When I started my session at ETL15 I was on stage. As the first questions came in, I quickly realized the stage was incongruent with the type of session we were having. I immediately jumped off stage to mingle with the crowd and be closer to them.
AMAs are very personal sessions. The speaker should walk around the audience. They should be close to who is asking the question. The idea is to break down the barriers between the audience and the speaker. Break through the aura celebrities have and make them accessible to our audience.
The speaker on stage is the legacy of how we used to do things 30, 40, 50 years ago. Connecting your speaker to the audience is actually a very good idea, regardless of whether you are running an AMA or not.
10. Embrace Risk
AMAs is not for the risk averse. In the same fashion event professionals dreaded social media in its early days for the fear of being talked at negatively, AMAs can be perceived as risky. In part this is true. You don't know what the audience will ask, you don't know if questions will be submitted, you don't know how the speaker is going to react, you don't know whether the end result will be useful and universally valuable for your audience.
In fact I still don't know if this was the case for my session. I surely know everyone I have met in London over the past few months remember that session. They have heard and read about it.
High risk = high return.
Ask Me Anything sessions are potentially very disruptive for the industry. Lots of good can come out of them if handled correctly.
If you are willing to see one in action come to my next two #askJulius sessions (yes, it's becoming a thing) at Confex and ISES Accelerate in the next few months. It will be a great opportunity to put me and what I just shared to the test.

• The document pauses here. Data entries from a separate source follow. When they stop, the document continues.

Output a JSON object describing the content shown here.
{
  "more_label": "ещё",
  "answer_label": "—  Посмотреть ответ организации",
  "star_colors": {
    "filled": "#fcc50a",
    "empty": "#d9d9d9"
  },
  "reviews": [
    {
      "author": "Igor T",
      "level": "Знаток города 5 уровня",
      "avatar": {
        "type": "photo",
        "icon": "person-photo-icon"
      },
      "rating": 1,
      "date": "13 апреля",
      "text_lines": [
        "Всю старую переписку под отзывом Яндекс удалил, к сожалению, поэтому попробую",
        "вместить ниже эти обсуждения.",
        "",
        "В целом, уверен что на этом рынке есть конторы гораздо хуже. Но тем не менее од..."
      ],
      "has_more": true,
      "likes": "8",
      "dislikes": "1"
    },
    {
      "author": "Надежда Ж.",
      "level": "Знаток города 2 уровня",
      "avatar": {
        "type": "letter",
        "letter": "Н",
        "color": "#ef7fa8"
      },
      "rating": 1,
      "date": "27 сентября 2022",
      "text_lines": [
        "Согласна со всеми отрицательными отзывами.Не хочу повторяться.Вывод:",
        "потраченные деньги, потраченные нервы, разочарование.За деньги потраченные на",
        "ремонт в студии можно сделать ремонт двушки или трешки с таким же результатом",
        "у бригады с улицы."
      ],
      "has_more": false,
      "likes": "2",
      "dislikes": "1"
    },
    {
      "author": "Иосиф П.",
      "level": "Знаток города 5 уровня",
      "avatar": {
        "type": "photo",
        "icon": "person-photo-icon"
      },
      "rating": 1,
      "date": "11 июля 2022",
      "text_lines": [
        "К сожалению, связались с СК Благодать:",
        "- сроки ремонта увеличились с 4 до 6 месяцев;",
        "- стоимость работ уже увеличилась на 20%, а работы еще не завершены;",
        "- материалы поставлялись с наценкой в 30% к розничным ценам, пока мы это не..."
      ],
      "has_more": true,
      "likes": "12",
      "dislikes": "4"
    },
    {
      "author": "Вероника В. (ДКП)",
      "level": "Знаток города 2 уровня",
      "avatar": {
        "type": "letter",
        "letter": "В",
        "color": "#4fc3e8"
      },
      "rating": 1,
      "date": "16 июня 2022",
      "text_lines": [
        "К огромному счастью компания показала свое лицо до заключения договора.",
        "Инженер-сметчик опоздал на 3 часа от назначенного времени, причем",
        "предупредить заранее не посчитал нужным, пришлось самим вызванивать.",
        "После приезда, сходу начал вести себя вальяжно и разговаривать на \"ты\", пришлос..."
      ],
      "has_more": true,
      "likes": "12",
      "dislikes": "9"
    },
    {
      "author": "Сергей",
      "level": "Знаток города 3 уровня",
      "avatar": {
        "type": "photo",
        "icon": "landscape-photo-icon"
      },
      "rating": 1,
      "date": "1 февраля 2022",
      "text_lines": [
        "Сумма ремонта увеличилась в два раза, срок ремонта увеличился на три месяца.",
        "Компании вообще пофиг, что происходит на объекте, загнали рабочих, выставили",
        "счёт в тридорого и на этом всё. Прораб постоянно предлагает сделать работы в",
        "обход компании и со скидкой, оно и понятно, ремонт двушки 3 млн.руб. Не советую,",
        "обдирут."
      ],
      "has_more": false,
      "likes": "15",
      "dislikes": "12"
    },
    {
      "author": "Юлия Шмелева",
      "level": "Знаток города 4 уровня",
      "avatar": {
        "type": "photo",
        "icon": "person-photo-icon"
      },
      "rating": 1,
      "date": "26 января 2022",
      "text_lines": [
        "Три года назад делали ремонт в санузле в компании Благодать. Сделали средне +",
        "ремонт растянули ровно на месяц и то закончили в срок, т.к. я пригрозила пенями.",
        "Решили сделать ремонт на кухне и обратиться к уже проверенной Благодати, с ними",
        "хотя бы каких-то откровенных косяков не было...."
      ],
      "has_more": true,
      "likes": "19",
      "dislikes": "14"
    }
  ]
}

Have you tried Ask Me Anything sessions at your events? Can you share more tips?